I'll take lots of photos, naturally, but I wonder how I'm going to put together the time to sort and process all of them. We're talking at least another thousand photographs over the next couple of months. And I'm having a hard time getting through the India photos. I'm having a great time creating bluer skies in my photos than I had caught at the actual time of taking the photo. It really creates so much more drama in the photos. I also tried creating a panorama using hugin from some photos I'd taken at Rajaji National Park. Took forever, and ultimately I had to discard half the photos I had taken for the panorama. It didn't matter though, I still ended up with an image multiple megabytes in size.
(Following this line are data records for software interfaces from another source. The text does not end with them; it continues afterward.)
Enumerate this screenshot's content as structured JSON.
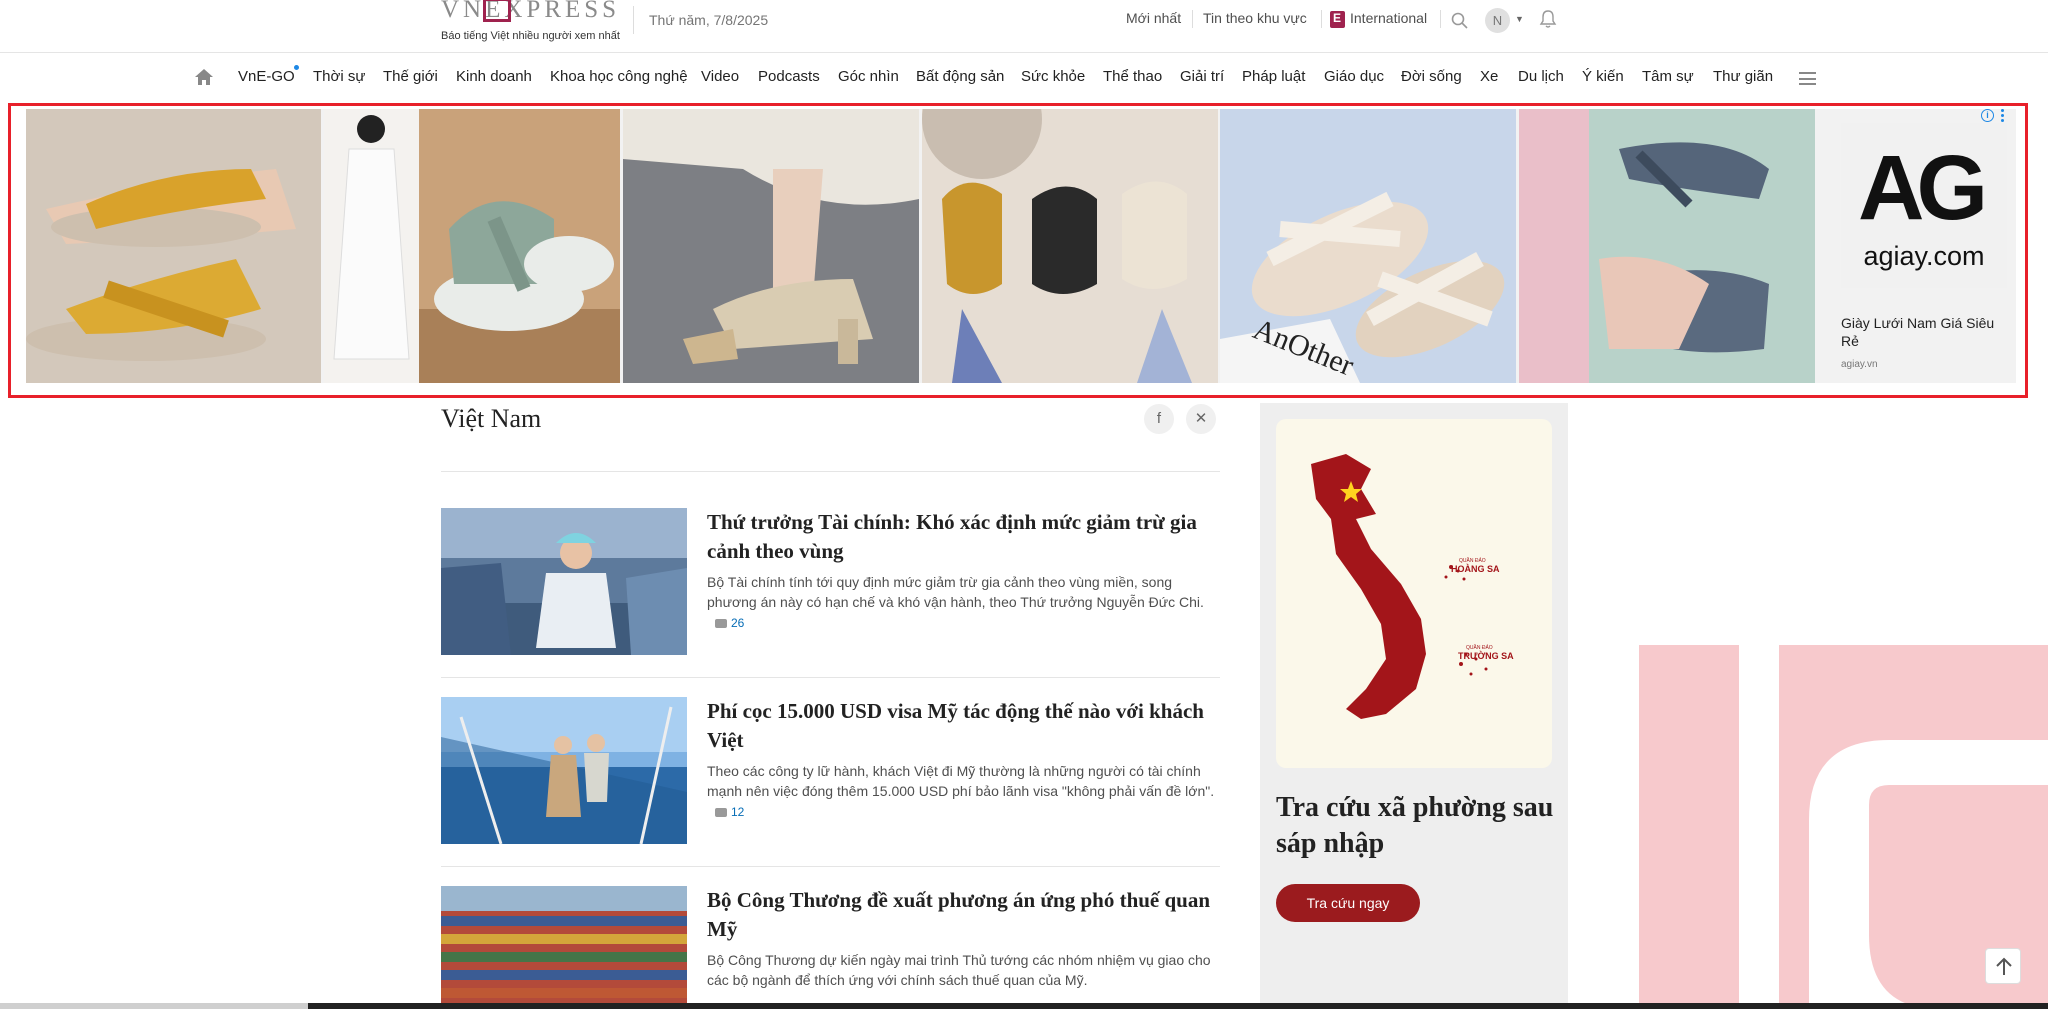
{
  "header": {
    "logo_text": "VNEXPRESS",
    "logo_tagline": "Báo tiếng Việt nhiều người xem nhất",
    "date": "Thứ năm, 7/8/2025",
    "links": [
      "Mới nhất",
      "Tin theo khu vực",
      "International"
    ],
    "avatar_initial": "N"
  },
  "nav": {
    "items": [
      "VnE-GO",
      "Thời sự",
      "Thế giới",
      "Kinh doanh",
      "Khoa học công nghệ",
      "Video",
      "Podcasts",
      "Góc nhìn",
      "Bất động sản",
      "Sức khỏe",
      "Thể thao",
      "Giải trí",
      "Pháp luật",
      "Giáo dục",
      "Đời sống",
      "Xe",
      "Du lịch",
      "Ý kiến",
      "Tâm sự",
      "Thư giãn"
    ]
  },
  "ad": {
    "brand_logo": "AG",
    "brand_domain_logo": "agiay.com",
    "title": "Giày Lưới Nam Giá Siêu Rẻ",
    "domain": "agiay.vn",
    "info_icon": "i",
    "overlay_text": "AnOther"
  },
  "section": {
    "title": "Việt Nam"
  },
  "articles": [
    {
      "title": "Thứ trưởng Tài chính: Khó xác định mức giảm trừ gia cảnh theo vùng",
      "desc": "Bộ Tài chính tính tới quy định mức giảm trừ gia cảnh theo vùng miền, song phương án này có hạn chế và khó vận hành, theo Thứ trưởng Nguyễn Đức Chi.",
      "comments": "26"
    },
    {
      "title": "Phí cọc 15.000 USD visa Mỹ tác động thế nào với khách Việt",
      "desc": "Theo các công ty lữ hành, khách Việt đi Mỹ thường là những người có tài chính mạnh nên việc đóng thêm 15.000 USD phí bảo lãnh visa \"không phải vấn đề lớn\".",
      "comments": "12"
    },
    {
      "title": "Bộ Công Thương đề xuất phương án ứng phó thuế quan Mỹ",
      "desc": "Bộ Công Thương dự kiến ngày mai trình Thủ tướng các nhóm nhiệm vụ giao cho các bộ ngành để thích ứng với chính sách thuế quan của Mỹ.",
      "comments": ""
    }
  ],
  "right_card": {
    "map_labels": [
      "QUẦN ĐẢO",
      "HOÀNG SA",
      "QUẦN ĐẢO",
      "TRƯỜNG SA"
    ],
    "title": "Tra cứu xã phường sau sáp nhập",
    "button": "Tra cứu ngay"
  },
  "colors": {
    "brand": "#9f224e",
    "ad_border": "#e8202a",
    "button": "#9b1b1e",
    "link": "#076db6"
  }
}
I'm not sure whether it was really worth putting together that panorama... It isn't *that* good.

I wish we'd been at Rajaji when the elephants were out. Oh well.

Thursday, July 10, 2008


Once again I'm going to attempt restart blogging.

I am still going through the photos from India. Taiwan's done. They have been going on to flickr and picasaweb. Though I'm putting our personal photos only onto picasaweb. They have better privacy control facilities.

I've also received positive feedback from another photographer I'd met at the SF photography meetup. It's given me impetus to find a used 24-105mm to replace my current 28-135mm, which I'd describe as a decent consumer lens. There are far too many instances where the 28-135mm has fallen short, and this is my most frequently used focal range. An improvement here will be an improvement across most of my photographs.

On the work front, I've started looking again into financial planning. I'm extremely interested in seeing what can be done with socially constructed ontologies. However, there aren't all that many examples of such ontologies. And there are even fewer examples where these ontologies have been subjected to reasoning. (Rather, I haven't found any examples where reasoning has been applied to socially constructed ontologies.) I should look at the biomedical wiki and other biological ontologies a bit more closely. I believe these involve trained individuals guiding the construction of the ontology, so it may not be fully in the socially constructed sphere.

On the programming front, still spending all my time with Common Lisp. I took a stab at Python a little while ago, and will go back to it soon. I'm underwhelmed, to put it bluntly. There is syntax to make some operations that are more verbose in Lisp a bit more compact. But the language isn't really interactive. Anything you had created in memory goes out of date once you update the definitions. And speaking of updating definitions, there isn't a straightforward way of reloading all updated source files. The language is interpreted, not really interactive. Contrast that with Common Lisp, where you have a well defined protocol for updating an instance to an updated class definition... This is not even considering all the differences between the languages. I have yet to experience anything in Python that has shown convincing superiority over Common Lisp.

Finally, finances. I've been losing money. The market is becoming cheaper from a long term perspective. But I don't have, at present, funds to invest. A lot is tied into the remodeling of the house. There are nagging doubts about whether we've taken the right approach to managing our money. But it is too late for that now. I still don't know how easy or hard it is going to be for us to refinance. I hope we can get to it in the next couple of months. We really need to wrap up construction by then.

That's it for now. More tomorrow.